No one has ever seen God. But the one and only Son is himself God and is near to the Father’s heart. He has revealed God to us.
How do we know God? How can we know God, not just theologically, but relationally? Let’s keep these questions in mind as we turn to John 1:15-18.
After celebrating the Incarnation of the Word of God, who became human and revealed his divine glory (1:14), the Gospel of John underscores the Jewish context of these events. The Word Incarnate was the one about whom John the Baptizer testified (1:15). The law was given through Moses, “but God’s unfailing love and faithfulness came through Yahushua Mashiach / Christ.” Thus, the Word Incarnate fulfills Jewish hopes for the Messiah and completes God’s revelation that began with the Mosaic covenant.
This brings us to verse 18, which is one of the most astounding verses in all of Scripture. It is also a tricky verse to translate and interpret. Yet its basic meaning is clear … and stunning. “No one has ever seen God” underscores God’s distance and difference from human beings. Unlike the pagan gods who showed up on earth periodically, the one true God has never been directly seen with human eyes. Thus, we cannot know God truly through our own powers of observation and discernment.

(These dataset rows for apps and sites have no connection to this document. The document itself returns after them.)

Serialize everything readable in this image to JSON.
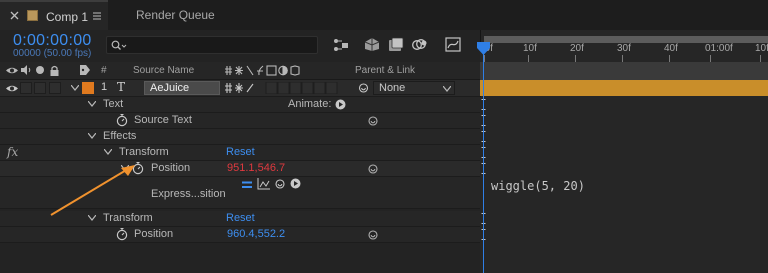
{
  "tabs": [
    {
      "label": "Comp 1",
      "active": true
    },
    {
      "label": "Render Queue",
      "active": false
    }
  ],
  "timecode": {
    "value": "0:00:00:00",
    "frame_info": "00000 (50.00 fps)"
  },
  "search": {
    "placeholder": ""
  },
  "columns": {
    "number": "#",
    "source_name": "Source Name",
    "parent_link": "Parent & Link"
  },
  "layer": {
    "number": "1",
    "type_glyph": "T",
    "name": "AeJuice",
    "parent": "None"
  },
  "tree": {
    "text_group": "Text",
    "animate_label": "Animate:",
    "source_text": "Source Text",
    "effects_group": "Effects",
    "fx_label": "fx",
    "transform_effect": "Transform",
    "reset_1": "Reset",
    "position_1": "Position",
    "position_1_value": "951.1,546.7",
    "expression_label": "Express...sition",
    "transform_layer": "Transform",
    "reset_2": "Reset",
    "position_2": "Position",
    "position_2_value": "960.4,552.2"
  },
  "timeline": {
    "ruler_labels": [
      "00f",
      "10f",
      "20f",
      "30f",
      "40f",
      "01:00f",
      "10f"
    ],
    "expression_text": "wiggle(5, 20)"
  },
  "colors": {
    "accent_blue": "#3d8ef0",
    "value_red": "#e0393f",
    "layer_bar": "#c98e2a",
    "label_orange": "#e07a1f",
    "arrow_orange": "#f0922e"
  }
}
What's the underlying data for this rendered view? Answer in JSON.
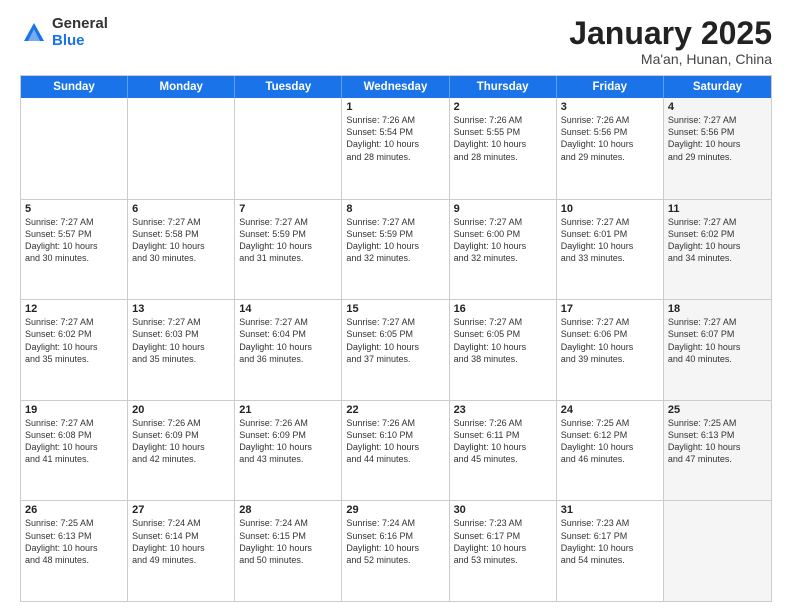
{
  "logo": {
    "general": "General",
    "blue": "Blue"
  },
  "title": {
    "month": "January 2025",
    "location": "Ma'an, Hunan, China"
  },
  "header_days": [
    "Sunday",
    "Monday",
    "Tuesday",
    "Wednesday",
    "Thursday",
    "Friday",
    "Saturday"
  ],
  "weeks": [
    [
      {
        "day": "",
        "info": "",
        "shaded": false
      },
      {
        "day": "",
        "info": "",
        "shaded": false
      },
      {
        "day": "",
        "info": "",
        "shaded": false
      },
      {
        "day": "1",
        "info": "Sunrise: 7:26 AM\nSunset: 5:54 PM\nDaylight: 10 hours\nand 28 minutes.",
        "shaded": false
      },
      {
        "day": "2",
        "info": "Sunrise: 7:26 AM\nSunset: 5:55 PM\nDaylight: 10 hours\nand 28 minutes.",
        "shaded": false
      },
      {
        "day": "3",
        "info": "Sunrise: 7:26 AM\nSunset: 5:56 PM\nDaylight: 10 hours\nand 29 minutes.",
        "shaded": false
      },
      {
        "day": "4",
        "info": "Sunrise: 7:27 AM\nSunset: 5:56 PM\nDaylight: 10 hours\nand 29 minutes.",
        "shaded": true
      }
    ],
    [
      {
        "day": "5",
        "info": "Sunrise: 7:27 AM\nSunset: 5:57 PM\nDaylight: 10 hours\nand 30 minutes.",
        "shaded": false
      },
      {
        "day": "6",
        "info": "Sunrise: 7:27 AM\nSunset: 5:58 PM\nDaylight: 10 hours\nand 30 minutes.",
        "shaded": false
      },
      {
        "day": "7",
        "info": "Sunrise: 7:27 AM\nSunset: 5:59 PM\nDaylight: 10 hours\nand 31 minutes.",
        "shaded": false
      },
      {
        "day": "8",
        "info": "Sunrise: 7:27 AM\nSunset: 5:59 PM\nDaylight: 10 hours\nand 32 minutes.",
        "shaded": false
      },
      {
        "day": "9",
        "info": "Sunrise: 7:27 AM\nSunset: 6:00 PM\nDaylight: 10 hours\nand 32 minutes.",
        "shaded": false
      },
      {
        "day": "10",
        "info": "Sunrise: 7:27 AM\nSunset: 6:01 PM\nDaylight: 10 hours\nand 33 minutes.",
        "shaded": false
      },
      {
        "day": "11",
        "info": "Sunrise: 7:27 AM\nSunset: 6:02 PM\nDaylight: 10 hours\nand 34 minutes.",
        "shaded": true
      }
    ],
    [
      {
        "day": "12",
        "info": "Sunrise: 7:27 AM\nSunset: 6:02 PM\nDaylight: 10 hours\nand 35 minutes.",
        "shaded": false
      },
      {
        "day": "13",
        "info": "Sunrise: 7:27 AM\nSunset: 6:03 PM\nDaylight: 10 hours\nand 35 minutes.",
        "shaded": false
      },
      {
        "day": "14",
        "info": "Sunrise: 7:27 AM\nSunset: 6:04 PM\nDaylight: 10 hours\nand 36 minutes.",
        "shaded": false
      },
      {
        "day": "15",
        "info": "Sunrise: 7:27 AM\nSunset: 6:05 PM\nDaylight: 10 hours\nand 37 minutes.",
        "shaded": false
      },
      {
        "day": "16",
        "info": "Sunrise: 7:27 AM\nSunset: 6:05 PM\nDaylight: 10 hours\nand 38 minutes.",
        "shaded": false
      },
      {
        "day": "17",
        "info": "Sunrise: 7:27 AM\nSunset: 6:06 PM\nDaylight: 10 hours\nand 39 minutes.",
        "shaded": false
      },
      {
        "day": "18",
        "info": "Sunrise: 7:27 AM\nSunset: 6:07 PM\nDaylight: 10 hours\nand 40 minutes.",
        "shaded": true
      }
    ],
    [
      {
        "day": "19",
        "info": "Sunrise: 7:27 AM\nSunset: 6:08 PM\nDaylight: 10 hours\nand 41 minutes.",
        "shaded": false
      },
      {
        "day": "20",
        "info": "Sunrise: 7:26 AM\nSunset: 6:09 PM\nDaylight: 10 hours\nand 42 minutes.",
        "shaded": false
      },
      {
        "day": "21",
        "info": "Sunrise: 7:26 AM\nSunset: 6:09 PM\nDaylight: 10 hours\nand 43 minutes.",
        "shaded": false
      },
      {
        "day": "22",
        "info": "Sunrise: 7:26 AM\nSunset: 6:10 PM\nDaylight: 10 hours\nand 44 minutes.",
        "shaded": false
      },
      {
        "day": "23",
        "info": "Sunrise: 7:26 AM\nSunset: 6:11 PM\nDaylight: 10 hours\nand 45 minutes.",
        "shaded": false
      },
      {
        "day": "24",
        "info": "Sunrise: 7:25 AM\nSunset: 6:12 PM\nDaylight: 10 hours\nand 46 minutes.",
        "shaded": false
      },
      {
        "day": "25",
        "info": "Sunrise: 7:25 AM\nSunset: 6:13 PM\nDaylight: 10 hours\nand 47 minutes.",
        "shaded": true
      }
    ],
    [
      {
        "day": "26",
        "info": "Sunrise: 7:25 AM\nSunset: 6:13 PM\nDaylight: 10 hours\nand 48 minutes.",
        "shaded": false
      },
      {
        "day": "27",
        "info": "Sunrise: 7:24 AM\nSunset: 6:14 PM\nDaylight: 10 hours\nand 49 minutes.",
        "shaded": false
      },
      {
        "day": "28",
        "info": "Sunrise: 7:24 AM\nSunset: 6:15 PM\nDaylight: 10 hours\nand 50 minutes.",
        "shaded": false
      },
      {
        "day": "29",
        "info": "Sunrise: 7:24 AM\nSunset: 6:16 PM\nDaylight: 10 hours\nand 52 minutes.",
        "shaded": false
      },
      {
        "day": "30",
        "info": "Sunrise: 7:23 AM\nSunset: 6:17 PM\nDaylight: 10 hours\nand 53 minutes.",
        "shaded": false
      },
      {
        "day": "31",
        "info": "Sunrise: 7:23 AM\nSunset: 6:17 PM\nDaylight: 10 hours\nand 54 minutes.",
        "shaded": false
      },
      {
        "day": "",
        "info": "",
        "shaded": true
      }
    ]
  ]
}
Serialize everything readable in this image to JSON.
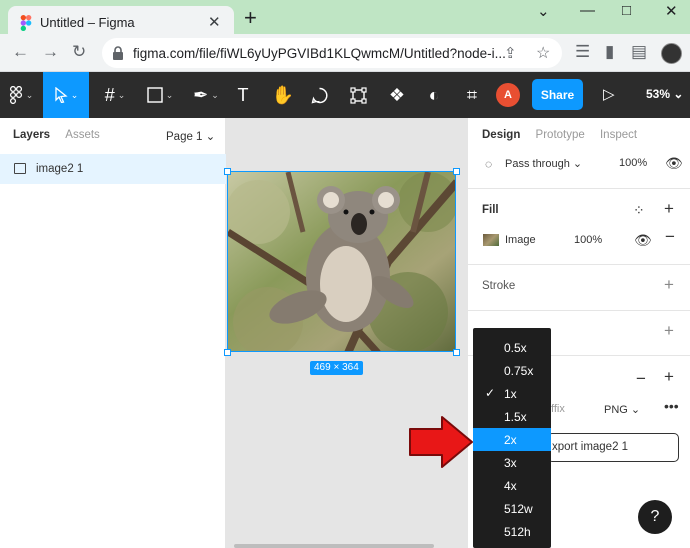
{
  "browser": {
    "tab_title": "Untitled – Figma",
    "tab_close": "✕",
    "new_tab": "+",
    "window_controls": [
      "⌄",
      "—",
      "□",
      "✕"
    ],
    "url": "figma.com/file/fiWL6yUyPGVIBd1KLQwmcM/Untitled?node-i...",
    "nav_icons": [
      "back-icon",
      "forward-icon",
      "reload-icon"
    ]
  },
  "toolbar": {
    "share_label": "Share",
    "zoom_label": "53%",
    "user_initial": "A",
    "tools": [
      "figma-menu-icon",
      "move-tool-icon",
      "frame-tool-icon",
      "rectangle-tool-icon",
      "pen-tool-icon",
      "text-tool-icon",
      "hand-tool-icon",
      "comment-tool-icon",
      "component-icon",
      "assets-icon",
      "contrast-icon",
      "crop-icon"
    ]
  },
  "layers_panel": {
    "tab_layers": "Layers",
    "tab_assets": "Assets",
    "page_label": "Page 1",
    "layer_name": "image2 1"
  },
  "canvas": {
    "size_label": "469 × 364"
  },
  "props_panel": {
    "tabs": [
      "Design",
      "Prototype",
      "Inspect"
    ],
    "blend_mode": "Pass through",
    "layer_opacity": "100%",
    "fill_title": "Fill",
    "fill_type": "Image",
    "fill_opacity": "100%",
    "stroke_title": "Stroke",
    "suffix_placeholder": "ffix",
    "format": "PNG",
    "export_label": "xport image2 1",
    "help": "?"
  },
  "scale_menu": {
    "items": [
      "0.5x",
      "0.75x",
      "1x",
      "1.5x",
      "2x",
      "3x",
      "4x",
      "512w",
      "512h"
    ],
    "checked": "1x",
    "highlighted": "2x"
  },
  "colors": {
    "accent": "#0d99ff",
    "toolbar_bg": "#2c2c2c",
    "tabstrip_bg": "#bfe5c4",
    "arrow": "#e81717"
  }
}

We need God to reveal himself to us in a way we can understand.
This is exactly what happened in the Incarnation: “[T]he one and only Son is himself God and is near to the Father’s heart. He has revealed God to us.” The Word of God is also the Son of God. He has seen God and is thus able to reveal God to us. But, more strikingly, the Son is God (see John 1:1). Therefore he reveals God to us, not only in words and deeds, but also in his very person.
When we gaze upon Yahushua, we peer into the face of God. Through Yahushua, we can know God, truly, intimately, personally. Yes, our knowledge of God is not complete (1 Cor. 13:12). But insofar as we know God through the Word Incarnate, our knowledge is genuine and trustworthy. Thus our relationship with God is shaped by his self-revelation in Yahushua, the fully divine and fully human one. We honor God when we allow Yahushua to show us who God is and what it means to walk in fellowship with him each day.
(Mark D. Roberts)
QUESTIONS FOR FURTHER REFLECTION: How has Yahushua shaped your understanding of God? How has God’s self-revelation in Yahushua impacted your relationship with God?
Gracious God, apart from your help, we would never know you. Oh, we’d know something about you from observing your creation, and our hearts would yearn for you, but we’d never know you truly unless you chose to make yourself known to us.
So, today we thank you for revealing yourself to us. You have made yourself known through the Law and the Prophets, through calling Abraham and forming a covenant with Moses. But most wonderfully, you have revealed yourself to us by becoming one of us. In Yahushua, the Word Incarnate, you have made yourself known to us. Thus, you invite us to have a truthful, intimate, vital relationship with you.
All praise be to you, Gracious God, for revealing yourself to us in through Yahushua Your Son. Amen.